The appropriation of the human rights framework as a central vehicle for political claims has allowed LGBT rights to move into the “mainstream” (Wilson, 2008: 73), signifying a considerable shift in the political agendas of social movements concerned with LGBT politics.The drafting and signing of the Declaration of Montreal (International Conference on LGBT Human Rights, 2006) and the Yogyakarta Principles of the Application of International Human Rights Law in Relation to Sexual Orientation and Gender Identity (Correa and Muntarbhorn, 2007; hereafter Yogyakarta Principles) can be said to derive from, and epitomise a “significant acceleration and intensification of international struggles by LGBT movements” (Kollman and Waites, 2009: 1).They are fundamental norms that protect all persons everywhere from grave political, legal and social violations (Nickel, 2014: online).
It would be both naïve and erroneous to assume that all identities are sufficiently represented by LGBT: additional letters such as I for intersex, A for asexual and Q for queer and/or questioning are “added with increasing frequency” (Wilkinson and Langlois, 2014: 251).
As a result, international organizations and institutions have adopted ‘sexual orientation’ and ‘gender’ (SOGI) in an attempt for a more inclusive, culturally neutral term.
I then proceed to utilize the queer framework as set out in chapter 1 in order to problematize the concepts of LGBT, ‘sexual orientation’ and ‘gender identity’.
In the final chapter, I focus on only one aspect of the ‘global’ LGBT rights movement, specifically the pursuit of same-sex marriage.
As such, queer theory calls into question the universality of human rights, alongside assumptions about the state as guarantor of freedom, and asymmetric power relations in a deeply unequal yet increasingly globalized world.

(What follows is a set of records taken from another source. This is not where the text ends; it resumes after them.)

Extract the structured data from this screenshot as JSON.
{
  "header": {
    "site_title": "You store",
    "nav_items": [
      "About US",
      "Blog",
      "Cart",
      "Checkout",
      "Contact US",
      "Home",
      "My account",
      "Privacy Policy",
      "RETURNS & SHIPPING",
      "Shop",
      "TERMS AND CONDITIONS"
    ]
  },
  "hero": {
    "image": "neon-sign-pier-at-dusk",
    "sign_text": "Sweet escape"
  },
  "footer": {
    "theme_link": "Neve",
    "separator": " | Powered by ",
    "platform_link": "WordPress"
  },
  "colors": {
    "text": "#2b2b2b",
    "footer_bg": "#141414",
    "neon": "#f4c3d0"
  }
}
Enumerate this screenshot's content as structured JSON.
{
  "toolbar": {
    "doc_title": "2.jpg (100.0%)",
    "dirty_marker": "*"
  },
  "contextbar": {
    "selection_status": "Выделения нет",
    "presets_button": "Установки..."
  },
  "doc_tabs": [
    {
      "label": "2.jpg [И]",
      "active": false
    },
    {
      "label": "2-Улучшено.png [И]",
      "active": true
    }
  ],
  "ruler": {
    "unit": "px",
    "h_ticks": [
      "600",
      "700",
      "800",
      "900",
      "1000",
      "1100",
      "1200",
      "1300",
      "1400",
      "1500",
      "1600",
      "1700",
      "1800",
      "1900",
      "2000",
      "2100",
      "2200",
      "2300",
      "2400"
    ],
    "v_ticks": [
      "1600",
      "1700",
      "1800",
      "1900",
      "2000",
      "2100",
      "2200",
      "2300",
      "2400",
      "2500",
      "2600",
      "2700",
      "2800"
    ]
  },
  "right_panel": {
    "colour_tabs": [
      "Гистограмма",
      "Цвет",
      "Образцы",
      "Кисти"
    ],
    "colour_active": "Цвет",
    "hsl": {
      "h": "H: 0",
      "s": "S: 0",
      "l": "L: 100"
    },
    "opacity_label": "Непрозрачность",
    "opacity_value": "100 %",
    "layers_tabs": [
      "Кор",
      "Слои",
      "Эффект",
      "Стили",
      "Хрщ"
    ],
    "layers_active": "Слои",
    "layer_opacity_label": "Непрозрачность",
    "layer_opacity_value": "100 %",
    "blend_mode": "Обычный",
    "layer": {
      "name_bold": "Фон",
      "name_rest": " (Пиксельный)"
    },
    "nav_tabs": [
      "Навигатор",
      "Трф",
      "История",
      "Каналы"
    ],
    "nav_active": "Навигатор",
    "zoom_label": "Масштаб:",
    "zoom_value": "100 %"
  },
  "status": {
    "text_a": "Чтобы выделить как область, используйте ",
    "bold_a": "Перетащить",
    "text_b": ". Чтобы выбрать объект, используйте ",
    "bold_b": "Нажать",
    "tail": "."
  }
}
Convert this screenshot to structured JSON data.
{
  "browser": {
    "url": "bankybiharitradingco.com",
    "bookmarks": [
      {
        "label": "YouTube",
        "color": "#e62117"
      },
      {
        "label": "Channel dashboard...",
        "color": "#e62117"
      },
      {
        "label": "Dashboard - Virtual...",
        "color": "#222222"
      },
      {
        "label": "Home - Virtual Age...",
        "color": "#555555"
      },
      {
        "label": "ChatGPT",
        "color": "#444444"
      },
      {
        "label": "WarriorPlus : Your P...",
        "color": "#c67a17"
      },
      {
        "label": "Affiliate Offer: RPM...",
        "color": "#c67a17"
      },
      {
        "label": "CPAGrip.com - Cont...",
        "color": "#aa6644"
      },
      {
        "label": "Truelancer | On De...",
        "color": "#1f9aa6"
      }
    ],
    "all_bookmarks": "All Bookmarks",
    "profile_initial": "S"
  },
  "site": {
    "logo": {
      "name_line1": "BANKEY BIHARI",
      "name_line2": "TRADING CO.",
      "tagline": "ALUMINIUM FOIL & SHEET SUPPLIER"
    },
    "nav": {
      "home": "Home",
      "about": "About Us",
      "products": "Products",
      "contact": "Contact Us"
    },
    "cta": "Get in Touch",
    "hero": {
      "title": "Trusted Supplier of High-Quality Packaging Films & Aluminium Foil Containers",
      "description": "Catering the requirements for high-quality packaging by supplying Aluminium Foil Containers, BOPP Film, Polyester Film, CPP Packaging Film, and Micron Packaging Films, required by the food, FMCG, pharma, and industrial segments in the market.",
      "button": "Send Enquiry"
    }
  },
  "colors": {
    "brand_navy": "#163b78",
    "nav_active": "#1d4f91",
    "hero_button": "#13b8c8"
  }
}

Essay Human Human International Law Orientation Right Right Sexual
Nevertheless, whilst it is imperative to constantly challenge the regulatory and exclusionary aspect of human rights, rather than abandoning the concept I would suggest that the human rights framework provides the most effective means available for advancing the political claims of LGBT persons.
Key to this are the following questions: I will draw principally on queer theory, as well as normative political theory, as a vehicle for critical engagement for conceptualising LGBT rights as Human Rights.
By drawing upon queer theory and its destabilizing social and political critiques, I argue that queer analysis provides important insights into the contradictions inherent not only in LGBT politics, but also the international structure itself, in which the wider human rights discourse is embedded.
There are unusually few criteria for determining when the term is used correctly and when incorrectly – and not just among politicians, but among philosophers, political theorists, and jurisprudents as well.
The language of human rights has, in this way, become debased.” (Griffin, 2008: 14) Human rights have become the dominant paradigm within which moral and legal claims are pursued.